organization
publishing date
type
Contribution to journal
publication status
published
subject
keywords
equity, autonomy, health policy, social class, individualization
in
Social Science and Medicine
volume
46
issue
8
pages
1017 - 1025
publisher
Elsevier
external identifiers
  • scopus:0031937935
ISSN
1873-5347
DOI
10.1016/S0277-9536(97)10027-2
language
English
LU publication?
yes
id
a65325c8-4994-4563-ba29-5b9d25d14154 (old id 8408963)
date added to LUP
2015-12-17 12:07:52
date last changed
2017-01-01 05:10:55
@article{a65325c8-4994-4563-ba29-5b9d25d14154,
  abstract     = {It is widely recognized that there is a discrepancy between principle and practice with respect to the health equity aim of public policy. This discrepancy is analyzed from two theoretical perspectives: the individualization of society and the fact that individual beliefs and values are connected to one’s position in the social structure. These mechanisms influence both the choice of health policy measures and the normative judgements of preventive efforts, both of which tend to be consonant with the views of dominant social groups. In particular, we focus on the treatment of the ethical principle of autonomy and how this is reflected in health policy aimed at influencing health-related behaviour. We examine the current trend towards targeting health information campaigns on certain socio-economic groups and argue that it entails an ethical dilemma. The dominant discourse of the welfare state is contemplated as a means to understand why there tend to be a lack of emphasis on measures that are targeted at socio-economic inequalities. It is argued that there is no substantive basis in the individualized society for perceiving health equity as an independent moral principle and that the driving force behind the professed health equity goal may be in essence utilitarian.},
  author       = {Lindbladh, Eva and Lyttkens, Carl Hampus and Hansson, Bertil S. and Östergren, Per-Olof},
  issn         = {1873-5347},
  keyword      = {equity,autonomy,health policy,social class,individualization},
  language     = {eng},
  number       = {8},
  pages        = {1017--1025},
  publisher    = {Elsevier},
  series       = {Social Science and Medicine},
  title        = {Equity is out of fashion?
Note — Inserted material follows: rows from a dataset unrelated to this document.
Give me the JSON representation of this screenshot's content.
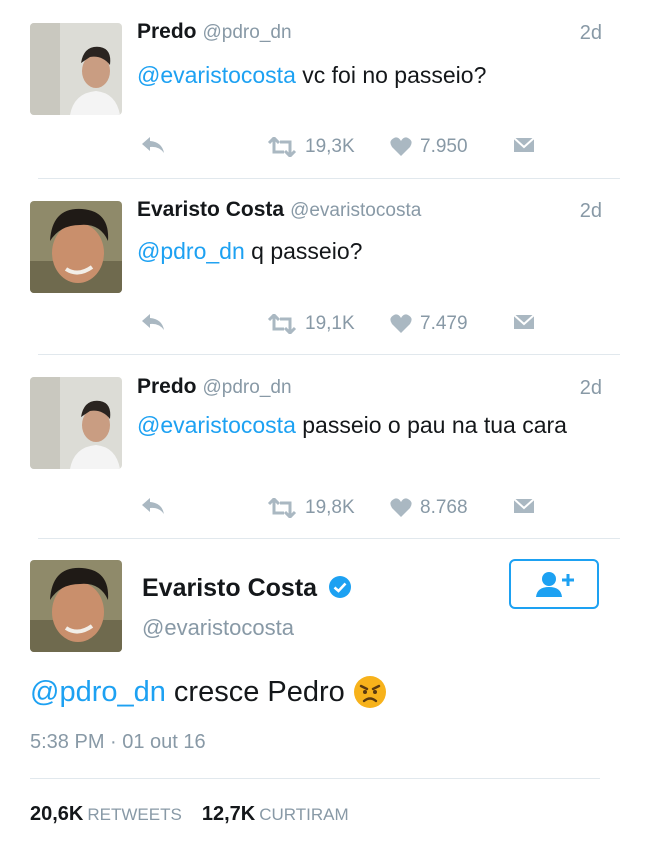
{
  "tweets": [
    {
      "name": "Predo",
      "handle": "@pdro_dn",
      "time": "2d",
      "mention": "@evaristocosta",
      "body": " vc foi no passeio?",
      "retweets": "19,3K",
      "likes": "7.950"
    },
    {
      "name": "Evaristo Costa",
      "handle": "@evaristocosta",
      "time": "2d",
      "mention": "@pdro_dn",
      "body": " q passeio?",
      "retweets": "19,1K",
      "likes": "7.479"
    },
    {
      "name": "Predo",
      "handle": "@pdro_dn",
      "time": "2d",
      "mention": "@evaristocosta",
      "body": " passeio o pau na tua cara",
      "retweets": "19,8K",
      "likes": "8.768"
    }
  ],
  "detail": {
    "name": "Evaristo Costa",
    "handle": "@evaristocosta",
    "mention": "@pdro_dn",
    "body": " cresce Pedro",
    "emoji": "angry-face-emoji",
    "timestamp": "5:38 PM · 01 out 16",
    "retweets_count": "20,6K",
    "retweets_label": "RETWEETS",
    "likes_count": "12,7K",
    "likes_label": "CURTIRAM"
  },
  "colors": {
    "accent": "#1da1f2",
    "muted": "#8899a6",
    "divider": "#e1e8ed"
  }
}
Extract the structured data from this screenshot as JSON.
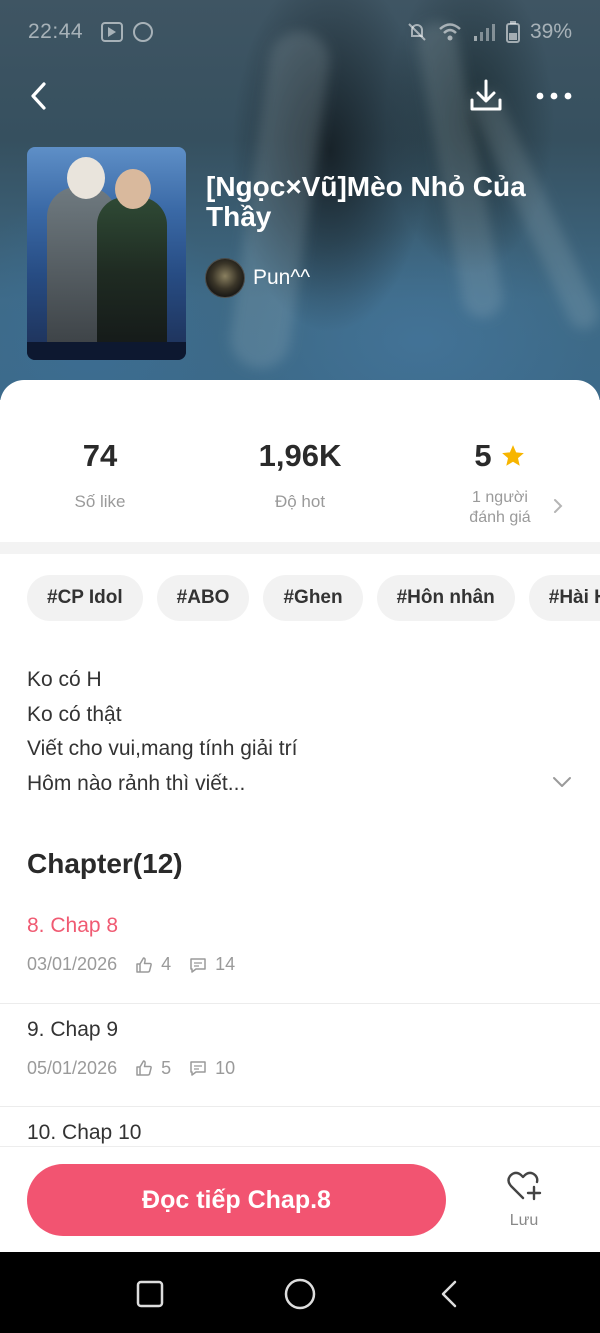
{
  "status_bar": {
    "time": "22:44",
    "battery": "39%"
  },
  "book": {
    "title": "[Ngọc×Vũ]Mèo Nhỏ Của Thầy",
    "author": "Pun^^"
  },
  "stats": {
    "likes_value": "74",
    "likes_label": "Số like",
    "hot_value": "1,96K",
    "hot_label": "Độ hot",
    "rating_value": "5",
    "rating_label_line1": "1 người",
    "rating_label_line2": "đánh giá"
  },
  "tags": [
    "#CP Idol",
    "#ABO",
    "#Ghen",
    "#Hôn nhân",
    "#Hài H"
  ],
  "description": [
    "Ko có H",
    "Ko có thật",
    "Viết cho vui,mang tính giải trí",
    "Hôm nào rảnh thì viết..."
  ],
  "chapter_section": {
    "heading": "Chapter(12)"
  },
  "chapters": [
    {
      "title": "8. Chap 8",
      "date": "03/01/2026",
      "likes": "4",
      "comments": "14",
      "current": true
    },
    {
      "title": "9. Chap 9",
      "date": "05/01/2026",
      "likes": "5",
      "comments": "10",
      "current": false
    },
    {
      "title": "10. Chap 10",
      "date": "",
      "likes": "",
      "comments": "",
      "current": false
    }
  ],
  "bottom_bar": {
    "read_button": "Đọc tiếp Chap.8",
    "save_label": "Lưu"
  },
  "colors": {
    "accent": "#f25471",
    "current_chapter": "#f05a72",
    "star": "#f7b500"
  },
  "icons": {
    "back": "chevron-left-icon",
    "download": "download-icon",
    "more": "more-dots-icon",
    "star": "star-icon",
    "like": "thumbs-up-icon",
    "comment": "comment-icon",
    "save": "heart-plus-icon",
    "expand": "chevron-down-icon"
  }
}
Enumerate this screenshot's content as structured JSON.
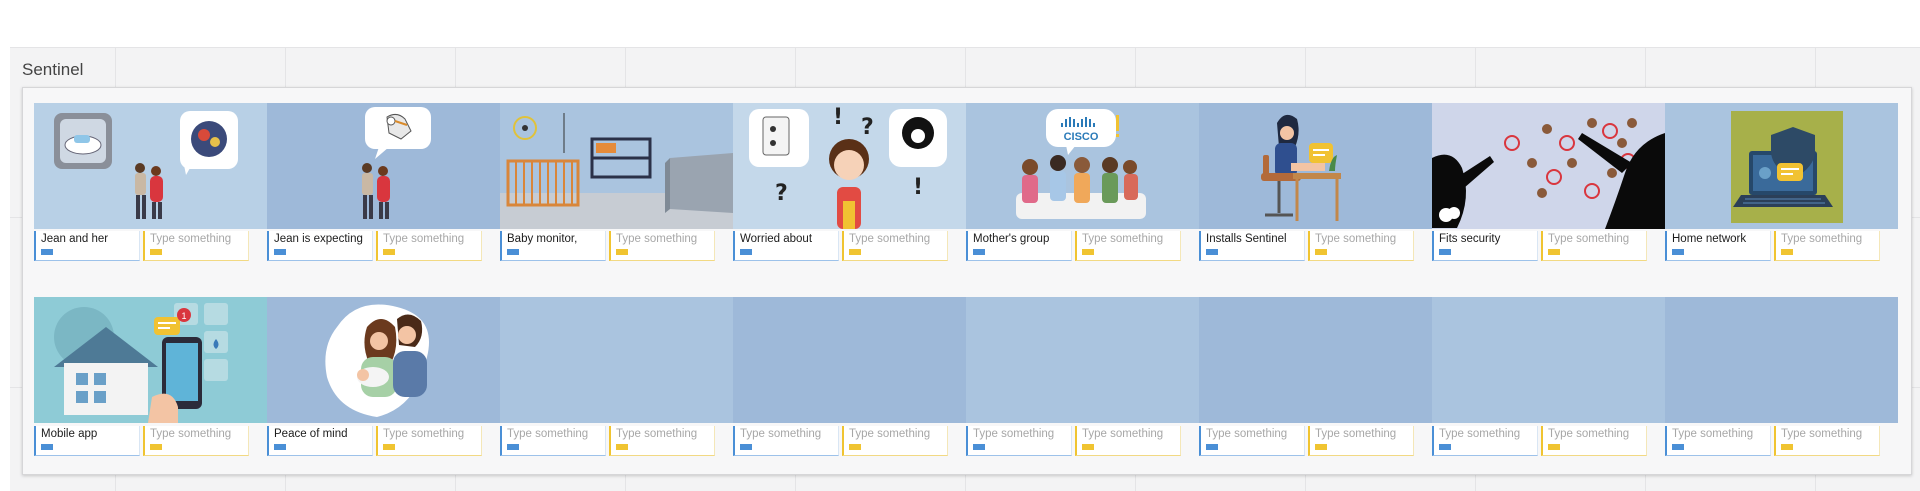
{
  "board": {
    "title": "Sentinel",
    "placeholder": "Type something"
  },
  "row1": [
    {
      "label": "Jean and her",
      "icon": "couple-car-bubble"
    },
    {
      "label": "Jean is expecting",
      "icon": "stork-couple"
    },
    {
      "label": "Baby monitor,",
      "icon": "nursery-room"
    },
    {
      "label": "Worried about",
      "icon": "worried-woman-hacker"
    },
    {
      "label": "Mother's group",
      "icon": "mothers-group-cisco"
    },
    {
      "label": "Installs Sentinel",
      "icon": "woman-at-desk"
    },
    {
      "label": "Fits security",
      "icon": "network-security-silhouettes"
    },
    {
      "label": "Home network",
      "icon": "laptop-shield"
    }
  ],
  "row2": [
    {
      "label": "Mobile app",
      "icon": "smart-home-phone"
    },
    {
      "label": "Peace of mind",
      "icon": "family-baby"
    },
    {
      "label": "",
      "icon": ""
    },
    {
      "label": "",
      "icon": ""
    },
    {
      "label": "",
      "icon": ""
    },
    {
      "label": "",
      "icon": ""
    },
    {
      "label": "",
      "icon": ""
    },
    {
      "label": "",
      "icon": ""
    }
  ],
  "scene_text": {
    "cisco": "CISCO",
    "notification_count": "1"
  }
}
An essay on autonomy and health policy in the individualized society},
  url          = {http://dx.doi.org/10.1016/S0277-9536(97)10027-2},
  volume       = {46},
  year         = {1998},
}